How do you tell someone up in arms to put the guns down in order to go to jail for several decades?
Amnesties always carry some level of impunity with them. However, they are often the only way of putting an end to an armed conflict. This does not make them any less unpopular, and last Sunday, just over half of voters got their message across.
Up in arms once again?
The question for Colombians and international observers is whether the failure of the referendum will spark renewed conflict. Both sides publicly claimed after results of the vote came in that the permanent bilateral ceasefire remains in effect.
President Santos, the one who started the peace talks four years ago, said that his government remains committed to seeking a final peace agreement. The Farc has said that they will pursue becoming a non-armed political party despite the negative referendum results.

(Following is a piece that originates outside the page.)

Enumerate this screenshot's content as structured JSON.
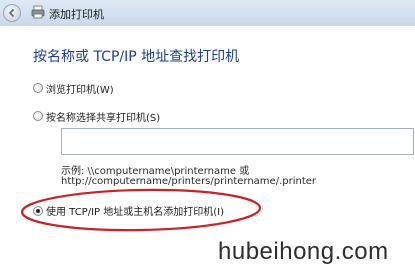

There are two problems, however. One is practical, the other one is legal. The practical problem is that the Farc have not given up their weapons. There is a bilateral ceasefire in place, but the agreement states that demilitarization and demobilization by the Farc would come after the deal was approved by the Colombian people. This did not take place.
Hence, there is the possibility that the Farc, or more likely one of their divisions, gets second thoughts on the viability of the agreement and engages with government security forces or in other illegal activities. Thus, they would derail any renegotiation of the agreement that could take place.
The legal problem is that President Santos used the referendum as a way of covering the peace agreement with democratic legitimacy, but also as a way of sidestepping Congress in order to turn the agreement into law. (Colombia’s constitutional court in a judicial review found that the referendum would be a legally viable way of making the agreement a national law.)
The agreement must become law in order for many of the clauses to be implemented. One of them is the above mentioned transitional courts of justice. If they are not implemented then the pending cases and arrest warrants against most the Farc leadership and some of their soldiers would still go through in ordinary courts. This is why the Farc leadership stayed the whole four years in Havana, Cuba, which is where most of the negotiations took place.
One possible solution, however, is that President Santos will go to the Colombian Congress in order to get the peace agreement made into law by the legislative branch. The reason why the present did not seek this route in the first place is because Congress is not likely to approve the agreement without making some changes to it, such as with the amnesty clauses. Hence, significant changes to the deal can cause the Farc, or some parts of it, not to honor the critical part of giving up their weapons and thus demobilize.
Santos wasn’t the only president crying himself to sleep Sunday night. This is a big blow to Obama’s foreign policy legacy. It would have been none other than helping end the last two remaining Cold War conflicts in the western hemisphere: The U.S. isolation of Cuba, and the demobilization of the Farc, the last major remnant of Soviet-inspired armed revolutionary conflict.
American support for the Colombian government in the past decades has prevented major grains by the rebel group, but it did allow for the hope of a lasting settlement of the conflict. The Obama administration stopped all major anti-drug operations in Colombia to help their government negotiate the peace agreement.
With the major setback delivered by the referendum, Obama’s goal of ending these two remnants of the Cold War might not be fulfilled before his term is up. Also, a more aggressive stance by a new administration in Washington D.C. (particularly Trump) might derail any possibilities of renegotiating the peace agreement.
If Trump winds up winning in November, President Santos’s pillow will turn yellow from all the crying at night…